→ Activity: Look through the entries below and return all lines including the word "Bluetooth".

→ Data for processing:
•••••
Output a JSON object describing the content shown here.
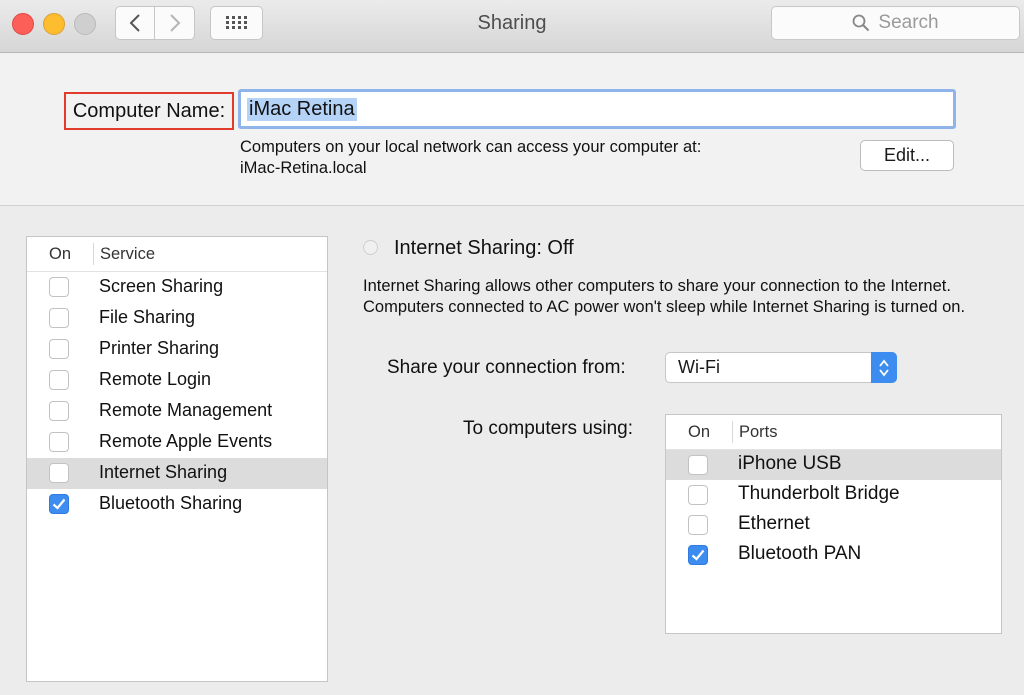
{
  "window": {
    "title": "Sharing",
    "search_placeholder": "Search"
  },
  "computer_name": {
    "label": "Computer Name:",
    "value": "iMac Retina",
    "description_line1": "Computers on your local network can access your computer at:",
    "description_line2": "iMac-Retina.local",
    "edit_label": "Edit..."
  },
  "services": {
    "header_on": "On",
    "header_service": "Service",
    "items": [
      {
        "label": "Screen Sharing",
        "checked": false,
        "selected": false
      },
      {
        "label": "File Sharing",
        "checked": false,
        "selected": false
      },
      {
        "label": "Printer Sharing",
        "checked": false,
        "selected": false
      },
      {
        "label": "Remote Login",
        "checked": false,
        "selected": false
      },
      {
        "label": "Remote Management",
        "checked": false,
        "selected": false
      },
      {
        "label": "Remote Apple Events",
        "checked": false,
        "selected": false
      },
      {
        "label": "Internet Sharing",
        "checked": false,
        "selected": true
      },
      {
        "label": "Bluetooth Sharing",
        "checked": true,
        "selected": false
      }
    ]
  },
  "internet_sharing": {
    "status_title": "Internet Sharing: Off",
    "description": "Internet Sharing allows other computers to share your connection to the Internet. Computers connected to AC power won't sleep while Internet Sharing is turned on.",
    "share_from_label": "Share your connection from:",
    "share_from_value": "Wi-Fi",
    "to_computers_label": "To computers using:",
    "ports_header_on": "On",
    "ports_header_ports": "Ports",
    "ports": [
      {
        "label": "iPhone USB",
        "checked": false,
        "selected": true
      },
      {
        "label": "Thunderbolt Bridge",
        "checked": false,
        "selected": false
      },
      {
        "label": "Ethernet",
        "checked": false,
        "selected": false
      },
      {
        "label": "Bluetooth PAN",
        "checked": true,
        "selected": false
      }
    ]
  },
  "colors": {
    "accent": "#3d8cf0",
    "highlight_box": "#e23a2b",
    "selection": "#b5d3f7"
  }
}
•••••
→ Response to this exercise:
        "label": "Bluetooth Sharing",
        "label": "Bluetooth PAN",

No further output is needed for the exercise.